Breaking A Lease
A lease is a contract between
you and the Landlord that you will rent a property for a certain amount of
Common leases are for 6 months
or 1 year.
If you move out before the
lease is up, you are breaking the lease. You can expect the Landlord to
pursue you for lost rent, advertising costs, damages, etc.
The term 'lease' is not used
in the Residential Tenancy Act. A lease is the same as a "fixed-term
tenancy" which is what The Act calls it.
This is what the Residential
Tenancy Guide states:
"A tenant who ends a fixed-term tenancy early
without the Landlordís agreement can be held accountable for any loss
incurred by the landlord, such as rent or advertising costs to re-rent the
unit. The Landlord is obliged to limit any potential loss by actively
trying to rent the unit."
Tips when trying to break a
If you are a Tenant who is
trying to break a lease, you should give your Landlord as much notice as
possible. Explain your reasons and be honest. Try to
understand the situation from your Landlord's point of view. He or
she relies on the rental income to pay the mortgage, and they are being
told that you plan to stop paying him/her that income. It would
probably be good to offer your help to the Landlord in finding a new
Tenant. Most of the time, if you were a good Tenant and the Landlord
believes that the property will easily rent out again, you should be okay.

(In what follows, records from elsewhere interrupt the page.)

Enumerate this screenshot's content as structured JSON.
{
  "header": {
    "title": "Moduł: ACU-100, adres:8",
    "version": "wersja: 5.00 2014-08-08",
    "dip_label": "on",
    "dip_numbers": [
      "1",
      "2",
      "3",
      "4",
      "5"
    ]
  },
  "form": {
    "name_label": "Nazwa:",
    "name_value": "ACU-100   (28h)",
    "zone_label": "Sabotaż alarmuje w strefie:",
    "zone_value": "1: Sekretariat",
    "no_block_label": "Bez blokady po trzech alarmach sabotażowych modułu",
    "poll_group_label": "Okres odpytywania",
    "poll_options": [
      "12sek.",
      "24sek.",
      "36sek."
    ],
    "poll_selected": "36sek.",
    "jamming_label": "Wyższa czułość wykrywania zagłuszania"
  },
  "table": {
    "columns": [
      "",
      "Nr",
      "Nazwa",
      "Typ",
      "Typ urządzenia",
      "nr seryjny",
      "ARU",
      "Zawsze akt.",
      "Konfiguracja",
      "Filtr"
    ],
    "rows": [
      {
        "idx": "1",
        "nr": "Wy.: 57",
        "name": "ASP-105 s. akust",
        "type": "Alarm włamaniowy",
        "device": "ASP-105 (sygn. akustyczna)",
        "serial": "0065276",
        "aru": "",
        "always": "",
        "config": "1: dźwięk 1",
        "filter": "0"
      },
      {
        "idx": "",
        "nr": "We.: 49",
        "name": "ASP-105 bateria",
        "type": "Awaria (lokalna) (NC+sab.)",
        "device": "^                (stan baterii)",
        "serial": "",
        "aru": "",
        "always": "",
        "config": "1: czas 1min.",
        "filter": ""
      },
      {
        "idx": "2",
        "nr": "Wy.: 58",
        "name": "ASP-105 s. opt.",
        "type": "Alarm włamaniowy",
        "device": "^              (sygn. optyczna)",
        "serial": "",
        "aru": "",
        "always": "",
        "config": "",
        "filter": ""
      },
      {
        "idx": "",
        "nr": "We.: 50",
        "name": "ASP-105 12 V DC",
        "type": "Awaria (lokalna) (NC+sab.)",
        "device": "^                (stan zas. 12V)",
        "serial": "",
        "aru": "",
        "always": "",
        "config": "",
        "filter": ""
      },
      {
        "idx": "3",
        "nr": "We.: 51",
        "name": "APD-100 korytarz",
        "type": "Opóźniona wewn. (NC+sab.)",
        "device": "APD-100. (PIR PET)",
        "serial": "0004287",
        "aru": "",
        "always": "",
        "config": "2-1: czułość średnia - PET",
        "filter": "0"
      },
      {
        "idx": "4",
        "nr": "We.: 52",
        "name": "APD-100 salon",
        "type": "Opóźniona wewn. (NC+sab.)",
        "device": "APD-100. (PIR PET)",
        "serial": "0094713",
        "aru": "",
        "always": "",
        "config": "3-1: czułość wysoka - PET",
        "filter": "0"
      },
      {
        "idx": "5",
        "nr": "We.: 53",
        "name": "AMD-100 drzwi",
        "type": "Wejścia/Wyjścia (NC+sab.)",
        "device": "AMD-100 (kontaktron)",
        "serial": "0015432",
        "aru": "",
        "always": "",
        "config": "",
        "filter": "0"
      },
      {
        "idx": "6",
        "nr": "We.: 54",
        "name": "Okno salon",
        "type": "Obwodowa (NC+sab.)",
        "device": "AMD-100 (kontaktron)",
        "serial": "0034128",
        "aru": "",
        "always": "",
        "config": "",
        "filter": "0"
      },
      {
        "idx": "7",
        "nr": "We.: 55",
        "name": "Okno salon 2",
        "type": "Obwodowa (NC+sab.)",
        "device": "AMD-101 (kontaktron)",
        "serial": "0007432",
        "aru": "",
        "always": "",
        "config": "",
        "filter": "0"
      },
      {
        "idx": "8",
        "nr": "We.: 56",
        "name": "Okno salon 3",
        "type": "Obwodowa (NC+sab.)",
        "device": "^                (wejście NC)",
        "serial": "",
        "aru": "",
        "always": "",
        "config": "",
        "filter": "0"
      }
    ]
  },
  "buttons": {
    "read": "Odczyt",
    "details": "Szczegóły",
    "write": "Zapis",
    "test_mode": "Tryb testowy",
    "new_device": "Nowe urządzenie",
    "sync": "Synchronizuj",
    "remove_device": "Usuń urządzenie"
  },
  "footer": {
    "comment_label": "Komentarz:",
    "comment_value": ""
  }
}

However, if your Landlord has trouble finding a tenant to take over
immediately, or if your Landlord loses any rent during the remainder of
your lease term, you may be responsible for paying the difference.